Start of Records for processing

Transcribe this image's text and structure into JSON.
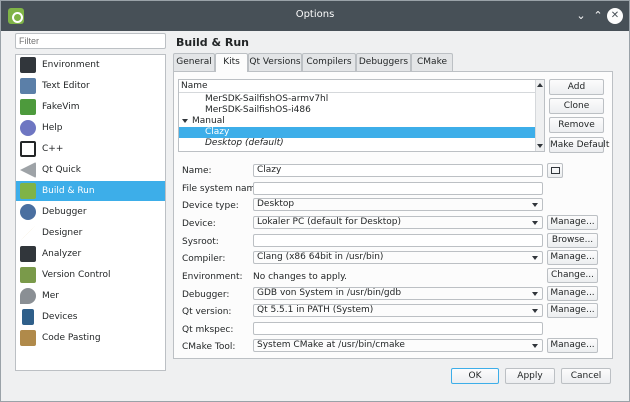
{
  "window": {
    "title": "Options"
  },
  "titlebar": {
    "minimize": "⌄",
    "maximize": "⌃",
    "close": "✕"
  },
  "filter": {
    "placeholder": "Filter"
  },
  "sidebar": {
    "items": [
      {
        "label": "Environment",
        "icon": "environment-icon",
        "color": "#31363b"
      },
      {
        "label": "Text Editor",
        "icon": "text-editor-icon",
        "color": "#5b7fa8"
      },
      {
        "label": "FakeVim",
        "icon": "fakevim-icon",
        "color": "#4d9a3c"
      },
      {
        "label": "Help",
        "icon": "help-icon",
        "color": "#6e76c2"
      },
      {
        "label": "C++",
        "icon": "cpp-icon",
        "color": "#232627"
      },
      {
        "label": "Qt Quick",
        "icon": "qt-quick-icon",
        "color": "#9ea3a7"
      },
      {
        "label": "Build & Run",
        "icon": "build-run-icon",
        "color": "#7fb347"
      },
      {
        "label": "Debugger",
        "icon": "debugger-icon",
        "color": "#4a6fa0"
      },
      {
        "label": "Designer",
        "icon": "designer-icon",
        "color": "#c99e3e"
      },
      {
        "label": "Analyzer",
        "icon": "analyzer-icon",
        "color": "#31363b"
      },
      {
        "label": "Version Control",
        "icon": "version-control-icon",
        "color": "#7a9a4a"
      },
      {
        "label": "Mer",
        "icon": "mer-icon",
        "color": "#8a8f94"
      },
      {
        "label": "Devices",
        "icon": "devices-icon",
        "color": "#2f5f8a"
      },
      {
        "label": "Code Pasting",
        "icon": "code-pasting-icon",
        "color": "#b08a4a"
      }
    ],
    "active_index": 6
  },
  "main": {
    "title": "Build & Run",
    "tabs": [
      "General",
      "Kits",
      "Qt Versions",
      "Compilers",
      "Debuggers",
      "CMake"
    ],
    "active_tab": 1
  },
  "kits_tree": {
    "header": "Name",
    "rows": [
      {
        "label": "MerSDK-SailfishOS-armv7hl",
        "indent": 2
      },
      {
        "label": "MerSDK-SailfishOS-i486",
        "indent": 2
      },
      {
        "label": "Manual",
        "indent": 1,
        "expanded": true
      },
      {
        "label": "Clazy",
        "indent": 2,
        "selected": true
      },
      {
        "label": "Desktop (default)",
        "indent": 2,
        "italic": true
      }
    ]
  },
  "kit_buttons": {
    "add": "Add",
    "clone": "Clone",
    "remove": "Remove",
    "make_default": "Make Default"
  },
  "form": {
    "name": {
      "label": "Name:",
      "value": "Clazy"
    },
    "file_system_name": {
      "label": "File system name:",
      "value": ""
    },
    "device_type": {
      "label": "Device type:",
      "value": "Desktop"
    },
    "device": {
      "label": "Device:",
      "value": "Lokaler PC (default for Desktop)",
      "button": "Manage..."
    },
    "sysroot": {
      "label": "Sysroot:",
      "value": "",
      "button": "Browse..."
    },
    "compiler": {
      "label": "Compiler:",
      "value": "Clang (x86 64bit in /usr/bin)",
      "button": "Manage..."
    },
    "environment": {
      "label": "Environment:",
      "value": "No changes to apply.",
      "button": "Change..."
    },
    "debugger": {
      "label": "Debugger:",
      "value": "GDB von System in /usr/bin/gdb",
      "button": "Manage..."
    },
    "qt_version": {
      "label": "Qt version:",
      "value": "Qt 5.5.1 in PATH (System)",
      "button": "Manage..."
    },
    "qt_mkspec": {
      "label": "Qt mkspec:",
      "value": ""
    },
    "cmake_tool": {
      "label": "CMake Tool:",
      "value": "System CMake at /usr/bin/cmake",
      "button": "Manage..."
    }
  },
  "dialog_buttons": {
    "ok": "OK",
    "apply": "Apply",
    "cancel": "Cancel"
  },
  "colors": {
    "accent": "#3daee9",
    "titlebar": "#475057",
    "window_bg": "#eff0f1"
  }
}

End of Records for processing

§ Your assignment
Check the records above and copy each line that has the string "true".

§ Output of the exercise
        "expanded": true
        "selected": true
        "italic": true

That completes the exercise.